For university students, there comes a time every year when they stop and think: where am I going to live next year? Some will decide to remain on campus, and some will stay with parents. But for many at Carleton, this time of year means looking for housing in the Ottawa area.
Finding affordable housing
Many students try to look for the cheapest option possible. Laura Storey, the director of Housing and Residence Life at Carleton, said this may be getting harder.
“I’ve noticed that prices increase by inflation or slightly more each year in Ottawa,” Storey said.
This is a problem some students have faced, including Steven Marchand, a first-year journalism student.
“The survey found on average, students pay $612.28 per month on housing, but nearly one-fifth of respondents said their current housing is below their needs.” – Fahd Alhattab
“I had some help from my parents.

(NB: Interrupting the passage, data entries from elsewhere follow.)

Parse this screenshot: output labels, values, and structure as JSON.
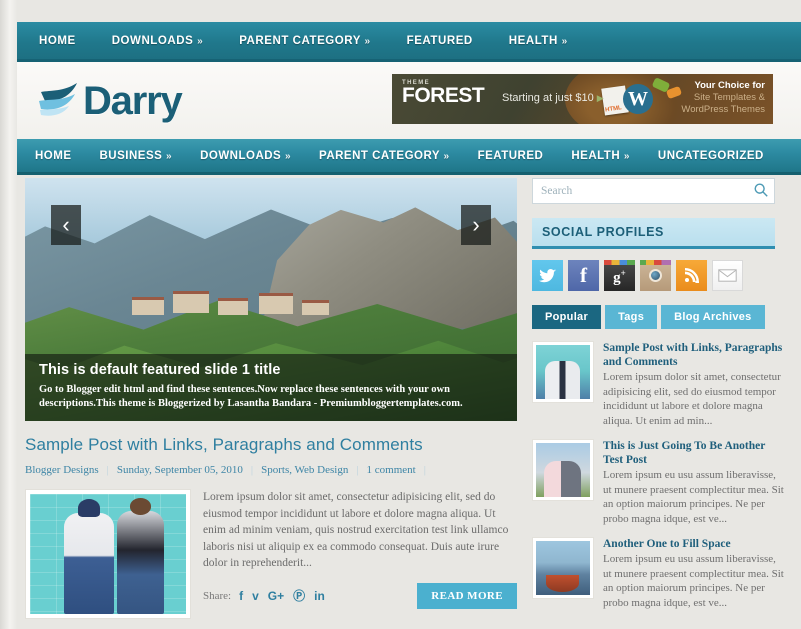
{
  "topnav": {
    "items": [
      {
        "label": "HOME",
        "caret": false
      },
      {
        "label": "DOWNLOADS",
        "caret": true
      },
      {
        "label": "PARENT CATEGORY",
        "caret": true
      },
      {
        "label": "FEATURED",
        "caret": false
      },
      {
        "label": "HEALTH",
        "caret": true
      }
    ]
  },
  "header": {
    "logo_text": "Darry",
    "logo_icon": "wing-swoosh-icon"
  },
  "ad": {
    "brand_small": "THEME",
    "brand_big": "FOREST",
    "price_text": "Starting at just $10",
    "arrow": "▶",
    "line1": "Your Choice for",
    "line2": "Site Templates &",
    "line3": "WordPress Themes",
    "wp_letter": "W",
    "doc_label": "HTML"
  },
  "mainnav": {
    "items": [
      {
        "label": "HOME",
        "caret": false
      },
      {
        "label": "BUSINESS",
        "caret": true
      },
      {
        "label": "DOWNLOADS",
        "caret": true
      },
      {
        "label": "PARENT CATEGORY",
        "caret": true
      },
      {
        "label": "FEATURED",
        "caret": false
      },
      {
        "label": "HEALTH",
        "caret": true
      },
      {
        "label": "UNCATEGORIZED",
        "caret": false
      }
    ]
  },
  "slider": {
    "prev_glyph": "‹",
    "next_glyph": "›",
    "title": "This is default featured slide 1 title",
    "description": "Go to Blogger edit html and find these sentences.Now replace these sentences with your own descriptions.This theme is Bloggerized by Lasantha Bandara - Premiumbloggertemplates.com."
  },
  "post": {
    "title": "Sample Post with Links, Paragraphs and Comments",
    "author": "Blogger Designs",
    "date": "Sunday, September 05, 2010",
    "categories": "Sports, Web Design",
    "comments": "1 comment",
    "excerpt": "Lorem ipsum dolor sit amet, consectetur adipisicing elit, sed do eiusmod tempor incididunt ut labore et dolore magna aliqua. Ut enim ad minim veniam, quis nostrud exercitation test link ullamco laboris nisi ut aliquip ex ea commodo consequat. Duis aute irure dolor in reprehenderit...",
    "share_label": "Share:",
    "share_icons": [
      {
        "name": "facebook-icon",
        "glyph": "f"
      },
      {
        "name": "twitter-icon",
        "glyph": "ᴠ"
      },
      {
        "name": "google-plus-icon",
        "glyph": "G+"
      },
      {
        "name": "pinterest-icon",
        "glyph": "Ⓟ"
      },
      {
        "name": "linkedin-icon",
        "glyph": "in"
      }
    ],
    "read_more": "READ MORE",
    "thumb_alt": "two-women-teal-brick-wall"
  },
  "sidebar": {
    "search": {
      "placeholder": "Search",
      "value": "",
      "icon": "search-icon"
    },
    "social_widget": {
      "title": "SOCIAL PROFILES",
      "icons": [
        {
          "name": "twitter-icon",
          "glyph": "ᴠ",
          "class": "s-tw"
        },
        {
          "name": "facebook-icon",
          "glyph": "f",
          "class": "s-fb"
        },
        {
          "name": "google-plus-icon",
          "glyph": "g+",
          "class": "s-gp"
        },
        {
          "name": "instagram-icon",
          "glyph": "",
          "class": "s-ig"
        },
        {
          "name": "rss-icon",
          "glyph": "≋",
          "class": "s-rss"
        },
        {
          "name": "email-icon",
          "glyph": "✉",
          "class": "s-ml"
        }
      ]
    },
    "tabs": [
      {
        "label": "Popular",
        "active": true
      },
      {
        "label": "Tags",
        "active": false
      },
      {
        "label": "Blog Archives",
        "active": false
      }
    ],
    "popular_posts": [
      {
        "title": "Sample Post with Links, Paragraphs and Comments",
        "excerpt": "Lorem ipsum dolor sit amet, consectetur adipisicing elit, sed do eiusmod tempor incididunt ut labore et dolore magna aliqua. Ut enim ad min...",
        "thumb_alt": "two-women-teal-wall"
      },
      {
        "title": "This is Just Going To Be Another Test Post",
        "excerpt": "Lorem ipsum eu usu assum liberavisse, ut munere praesent complectitur mea. Sit an option maiorum principes. Ne per probo magna idque, est ve...",
        "thumb_alt": "couple-outdoors"
      },
      {
        "title": "Another One to Fill Space",
        "excerpt": "Lorem ipsum eu usu assum liberavisse, ut munere praesent complectitur mea. Sit an option maiorum principes. Ne per probo magna idque, est ve...",
        "thumb_alt": "person-in-canoe"
      }
    ]
  },
  "colors": {
    "teal_dark": "#1d7082",
    "teal_mid": "#2d8ba2",
    "accent_blue": "#4bb0cf",
    "tab_active": "#1b6781",
    "link_blue": "#2f7fa0"
  }
}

We got a real estate agent,” he said. “At first I wanted a condo-style house that was close to the city, but it was all too expensive. I had to go further away from the city to get what I was looking for.”
The Carleton University Students’ Association (CUSA) recently released the results of a survey looking at where Carleton students are living and student housing trends in Ottawa. The survey found over half of students are getting help from their families to pay rent.
CUSA president Fahd Alhattab said the results of the survey show there is demand for more affordable housing in Ottawa, and the association would be working with partners in the city to address the problem and build more student housing.
The survey found on average, students pay $612.28 per month on housing, but nearly one-fifth of respondents said their current housing is below their needs.
But the high prices haven’t changed the number of people looking to stay on residence, Storey said.
“Our applications for residence have been consistent over the last several years. Our offerings are still desirable to students,” Storey said.
Some students consider working as a residence fellow, as it’s a more affordable option for living on-campus. But Douglas Cochrane, a first-year global and international studies student, said the application can be a nerve-wracking process.
“The problem is the hiring process, although not considerably long, felt long and people I had hoped to live with were already looking at houses, so if I did not get the position, and they had already found a three bedroom house, I would have been out of luck,” Cochrane said.
Problems for off-campus students
Living off-campus might cost less, but landlords can often be a problem. David Chernushenko, city councillor for the Capital Ward—which includes Carleton—said they can be a problem for students.
“I rarely do get calls from students themselves, and in a way that is unfortunate, because I think a lot of students don’t know their tenant rights or are afraid to speak up because you know they’re afraid of possible repercussions from the landlord,” he said.
“But now we have these private investment companies building housing, they’ve seen a massive opportunity in the market for students looking for housing.” – David Chernushenko.
“The students are thinking ‘It’s hard to find a place for a decent price, if my landlord isn’t delivering on some of the things they promised, or are slow to respond to issues, I guess I’ll just have to live with it.’ I think there is a sort of general tendency to not rock the boat,” he added.
Fear of ‘rocking the boat’ can be attributed to a general sense that housing is expensive and there are few options. Gary Martin, a consultant for Carleton and an expert in suburban residential development in Ottawa, said prices have always been high.
“Ottawa is no different than cities across Canada— there is a shortage of houses for rent everywhere,” Martin said. “Renting in Ottawa is awful, it’s very expensive, personally I live outside of Ottawa because I can’t afford it.”
But Chernushenko said there’s an emerging trend in the housing market for students.
“Universities continue to build residences if they can. To use the term ‘the student ghetto’, there isn’t so much of that anymore in Old Ottawa South as there might have once been,” Chernushenko said. “But now we have these private investment companies building housing, they’ve seen a massive opportunity in the market for students looking for housing.”
A new development has been approved at 774 Bronson Ave., about a kilometre away from Carleton. The building will have 12 storeys, split into 192 units with 356 beds, according to an Ottawa Citizen article.
The units are all geared towards one, two, and three inhabitants— a trend Chernushenko said he has also noticed.
“I sense that if students could find affordable housing with a bachelor apartment or only one or two other roommates, I feel like people would prefer that compared to managing a big house full of people,” he said.
The CUSA survey found 90 per cent of students are living with roommates.
But with developments being built and geared towards small groups of students, Storey said there is potential for prices to rise higher than inflation.
According to Alhattab, CUSA’s student housing project would be a long term project.
“If we can nudge enough groups to start looking at this as an issue and start looking at how we can make something happen, it’s just a start of a two, three, four year project,” Alhattab. “We start with the research and see what happens, and see who bites and see who’s interested in making something happen.”